Does giving one slave his revenge undo the horrors of slavery? Of course not, and neither Quentin Tarantino nor Django Unchained dares to suggest as much. There are plenty of people (Spike Lee among them) who will not see the movie because they feel it trivializes slavery. That is their right. I still refuse to see Rabbit Hole, but that doesn't mean that Rabbit Hole isn't a very good movie. While I can't begin to have any insight into the African American experience and slavery, I never felt like the movie trivializes it any more than Saving Private Ryan trivializes World War II (which is to say that it doesn't). Tarantino doesn't shy away from the atrocity. At times, he rubs our noses in it -- a shot of Django's bloodied ankle when his shackle is removed creates a sickness in the stomach (that iron is nasty business) that's more impactful than the literal gallons of blood that squib out of people when they're shot. Isn't having a movie that reminds us of the horrors of slavery preferable to a movie that ignores it? Or is the thinking that it shouldn't be addressed at all if it's not going to be done in the "right" way?
Django Unchained does it in the right way, suggesting that in every Western we've ever watched, there is another movie taking place off-camera, one in which America is built on the backs of slaves.
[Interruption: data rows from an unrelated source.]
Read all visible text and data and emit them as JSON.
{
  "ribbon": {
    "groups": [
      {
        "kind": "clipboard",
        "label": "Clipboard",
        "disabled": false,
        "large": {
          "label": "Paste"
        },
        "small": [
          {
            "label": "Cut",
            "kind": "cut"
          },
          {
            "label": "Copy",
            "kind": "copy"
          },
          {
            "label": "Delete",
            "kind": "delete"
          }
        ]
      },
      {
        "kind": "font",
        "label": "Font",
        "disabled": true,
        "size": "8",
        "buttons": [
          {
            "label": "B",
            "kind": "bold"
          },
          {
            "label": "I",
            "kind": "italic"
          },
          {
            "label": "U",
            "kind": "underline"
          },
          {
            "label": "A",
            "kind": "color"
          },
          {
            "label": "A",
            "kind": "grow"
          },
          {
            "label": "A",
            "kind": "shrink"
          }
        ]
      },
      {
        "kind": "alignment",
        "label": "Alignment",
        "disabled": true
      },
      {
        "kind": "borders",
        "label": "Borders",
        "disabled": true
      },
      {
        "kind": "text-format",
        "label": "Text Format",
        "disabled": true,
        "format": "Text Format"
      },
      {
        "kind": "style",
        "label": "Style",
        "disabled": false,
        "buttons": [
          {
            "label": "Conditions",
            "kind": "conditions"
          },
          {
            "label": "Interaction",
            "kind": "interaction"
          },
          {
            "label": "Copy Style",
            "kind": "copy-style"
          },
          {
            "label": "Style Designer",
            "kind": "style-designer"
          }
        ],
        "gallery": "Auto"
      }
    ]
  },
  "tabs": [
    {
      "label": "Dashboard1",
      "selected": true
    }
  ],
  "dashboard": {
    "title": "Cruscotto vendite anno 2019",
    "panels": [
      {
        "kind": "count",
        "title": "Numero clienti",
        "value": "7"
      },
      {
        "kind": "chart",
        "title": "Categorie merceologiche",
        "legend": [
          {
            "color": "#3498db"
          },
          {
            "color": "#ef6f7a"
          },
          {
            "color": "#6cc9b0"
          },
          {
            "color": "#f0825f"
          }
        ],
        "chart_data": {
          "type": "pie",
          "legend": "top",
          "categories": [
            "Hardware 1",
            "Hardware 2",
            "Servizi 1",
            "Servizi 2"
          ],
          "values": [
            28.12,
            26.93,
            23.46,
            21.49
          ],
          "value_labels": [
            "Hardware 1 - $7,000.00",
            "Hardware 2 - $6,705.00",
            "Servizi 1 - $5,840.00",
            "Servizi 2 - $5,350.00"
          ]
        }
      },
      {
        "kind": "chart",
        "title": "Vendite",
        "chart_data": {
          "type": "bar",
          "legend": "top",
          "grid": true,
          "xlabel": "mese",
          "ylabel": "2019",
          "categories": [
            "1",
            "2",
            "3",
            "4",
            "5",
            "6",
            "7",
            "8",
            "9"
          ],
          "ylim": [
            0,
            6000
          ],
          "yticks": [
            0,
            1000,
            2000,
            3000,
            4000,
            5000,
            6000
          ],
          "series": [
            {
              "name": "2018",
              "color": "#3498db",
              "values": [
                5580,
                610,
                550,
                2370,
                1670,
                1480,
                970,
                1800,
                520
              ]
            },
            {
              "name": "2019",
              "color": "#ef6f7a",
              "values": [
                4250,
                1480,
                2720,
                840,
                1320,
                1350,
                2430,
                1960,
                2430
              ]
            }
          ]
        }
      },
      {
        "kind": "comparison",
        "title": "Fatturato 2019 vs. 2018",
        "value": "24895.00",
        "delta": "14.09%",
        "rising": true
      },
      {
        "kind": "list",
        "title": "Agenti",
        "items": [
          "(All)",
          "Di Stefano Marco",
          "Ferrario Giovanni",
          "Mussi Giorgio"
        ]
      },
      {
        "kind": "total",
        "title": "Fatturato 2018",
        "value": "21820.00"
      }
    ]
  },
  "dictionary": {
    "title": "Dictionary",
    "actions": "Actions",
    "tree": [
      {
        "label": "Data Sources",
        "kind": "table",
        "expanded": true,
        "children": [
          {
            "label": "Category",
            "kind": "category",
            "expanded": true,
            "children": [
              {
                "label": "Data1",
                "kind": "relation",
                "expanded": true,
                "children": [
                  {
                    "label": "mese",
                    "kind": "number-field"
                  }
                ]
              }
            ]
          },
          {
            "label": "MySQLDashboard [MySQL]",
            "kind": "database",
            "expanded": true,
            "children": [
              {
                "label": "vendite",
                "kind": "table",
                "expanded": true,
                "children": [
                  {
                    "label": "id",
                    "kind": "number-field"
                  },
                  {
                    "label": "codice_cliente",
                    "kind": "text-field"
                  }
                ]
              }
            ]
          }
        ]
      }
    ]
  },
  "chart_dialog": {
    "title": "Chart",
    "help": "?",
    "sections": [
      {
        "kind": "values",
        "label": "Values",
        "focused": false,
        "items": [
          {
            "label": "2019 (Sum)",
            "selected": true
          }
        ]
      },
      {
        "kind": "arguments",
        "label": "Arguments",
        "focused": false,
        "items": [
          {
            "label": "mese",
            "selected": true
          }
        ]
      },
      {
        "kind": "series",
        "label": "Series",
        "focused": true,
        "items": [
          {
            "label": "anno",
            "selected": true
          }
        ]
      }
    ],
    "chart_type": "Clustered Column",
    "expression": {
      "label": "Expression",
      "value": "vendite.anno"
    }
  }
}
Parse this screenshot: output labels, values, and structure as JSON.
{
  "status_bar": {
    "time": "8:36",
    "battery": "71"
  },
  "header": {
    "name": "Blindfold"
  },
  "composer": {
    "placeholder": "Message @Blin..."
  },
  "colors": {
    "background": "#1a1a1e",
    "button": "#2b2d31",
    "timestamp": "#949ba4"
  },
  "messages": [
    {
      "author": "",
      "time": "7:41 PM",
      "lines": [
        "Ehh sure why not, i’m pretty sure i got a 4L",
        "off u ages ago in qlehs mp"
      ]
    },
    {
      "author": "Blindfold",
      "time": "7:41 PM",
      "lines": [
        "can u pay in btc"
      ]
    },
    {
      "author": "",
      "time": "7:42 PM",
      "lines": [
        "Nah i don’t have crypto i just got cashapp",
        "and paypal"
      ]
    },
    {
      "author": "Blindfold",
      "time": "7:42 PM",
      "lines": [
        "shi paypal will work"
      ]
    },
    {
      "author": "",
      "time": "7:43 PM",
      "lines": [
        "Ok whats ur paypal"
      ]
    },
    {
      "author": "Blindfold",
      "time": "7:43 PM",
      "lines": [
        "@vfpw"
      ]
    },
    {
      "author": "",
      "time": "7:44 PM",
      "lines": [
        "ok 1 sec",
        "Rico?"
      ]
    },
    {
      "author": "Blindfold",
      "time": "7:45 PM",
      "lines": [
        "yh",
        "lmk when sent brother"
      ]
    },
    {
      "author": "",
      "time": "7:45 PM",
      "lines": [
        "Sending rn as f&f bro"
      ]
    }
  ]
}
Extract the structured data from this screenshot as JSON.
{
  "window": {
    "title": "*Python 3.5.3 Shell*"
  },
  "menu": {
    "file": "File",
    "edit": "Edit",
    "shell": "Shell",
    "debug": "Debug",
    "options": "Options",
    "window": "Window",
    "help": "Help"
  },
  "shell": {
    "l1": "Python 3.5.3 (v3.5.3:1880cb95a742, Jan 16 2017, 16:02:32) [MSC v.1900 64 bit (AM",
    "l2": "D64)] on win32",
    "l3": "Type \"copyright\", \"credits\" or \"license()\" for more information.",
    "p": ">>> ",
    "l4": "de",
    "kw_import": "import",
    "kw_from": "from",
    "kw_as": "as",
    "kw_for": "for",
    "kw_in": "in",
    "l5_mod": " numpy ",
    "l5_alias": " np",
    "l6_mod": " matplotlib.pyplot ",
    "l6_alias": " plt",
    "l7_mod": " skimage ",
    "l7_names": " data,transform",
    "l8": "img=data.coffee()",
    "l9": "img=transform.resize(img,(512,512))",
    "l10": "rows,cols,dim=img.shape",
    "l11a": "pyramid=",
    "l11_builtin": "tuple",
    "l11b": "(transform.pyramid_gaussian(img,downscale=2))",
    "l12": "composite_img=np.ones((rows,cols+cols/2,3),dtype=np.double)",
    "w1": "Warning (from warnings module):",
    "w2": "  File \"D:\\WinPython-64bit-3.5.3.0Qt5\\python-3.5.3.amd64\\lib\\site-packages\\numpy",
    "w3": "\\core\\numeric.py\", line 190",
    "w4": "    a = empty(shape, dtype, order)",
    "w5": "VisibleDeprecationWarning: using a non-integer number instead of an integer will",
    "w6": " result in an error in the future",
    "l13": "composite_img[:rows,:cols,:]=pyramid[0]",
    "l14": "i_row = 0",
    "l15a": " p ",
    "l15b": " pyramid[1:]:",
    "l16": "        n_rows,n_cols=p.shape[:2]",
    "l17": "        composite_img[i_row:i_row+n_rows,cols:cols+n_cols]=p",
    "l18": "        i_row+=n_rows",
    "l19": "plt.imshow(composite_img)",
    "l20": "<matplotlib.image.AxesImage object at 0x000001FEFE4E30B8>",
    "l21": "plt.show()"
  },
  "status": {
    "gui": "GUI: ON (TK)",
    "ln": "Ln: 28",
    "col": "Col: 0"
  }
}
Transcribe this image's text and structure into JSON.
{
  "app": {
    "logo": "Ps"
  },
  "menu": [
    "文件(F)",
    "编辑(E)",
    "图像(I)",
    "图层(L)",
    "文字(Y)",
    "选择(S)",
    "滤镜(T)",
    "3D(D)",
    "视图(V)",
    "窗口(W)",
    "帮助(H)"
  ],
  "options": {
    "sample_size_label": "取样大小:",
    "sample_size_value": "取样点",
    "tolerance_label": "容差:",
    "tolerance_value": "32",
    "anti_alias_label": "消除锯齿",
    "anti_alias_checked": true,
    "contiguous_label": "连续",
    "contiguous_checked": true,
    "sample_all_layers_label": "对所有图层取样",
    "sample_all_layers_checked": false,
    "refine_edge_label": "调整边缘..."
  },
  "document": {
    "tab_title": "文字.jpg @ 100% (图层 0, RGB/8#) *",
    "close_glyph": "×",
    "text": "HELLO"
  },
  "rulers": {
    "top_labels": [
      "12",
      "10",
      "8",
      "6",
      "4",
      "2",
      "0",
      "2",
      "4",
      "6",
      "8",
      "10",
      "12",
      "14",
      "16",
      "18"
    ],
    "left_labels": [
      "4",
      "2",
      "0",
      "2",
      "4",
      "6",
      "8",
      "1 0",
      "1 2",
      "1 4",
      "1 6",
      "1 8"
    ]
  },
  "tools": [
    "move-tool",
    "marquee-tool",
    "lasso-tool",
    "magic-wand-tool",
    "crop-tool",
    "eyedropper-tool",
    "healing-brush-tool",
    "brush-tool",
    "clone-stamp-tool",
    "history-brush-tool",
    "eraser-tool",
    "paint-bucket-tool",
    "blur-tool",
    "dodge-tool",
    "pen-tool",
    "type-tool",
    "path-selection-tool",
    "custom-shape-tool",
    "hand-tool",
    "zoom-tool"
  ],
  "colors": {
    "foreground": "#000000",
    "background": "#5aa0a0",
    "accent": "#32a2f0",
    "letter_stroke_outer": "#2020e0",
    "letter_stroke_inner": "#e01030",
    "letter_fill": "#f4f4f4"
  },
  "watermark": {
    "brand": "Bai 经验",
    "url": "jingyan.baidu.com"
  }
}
Some of those guys would make great movie heroes, too. Django does.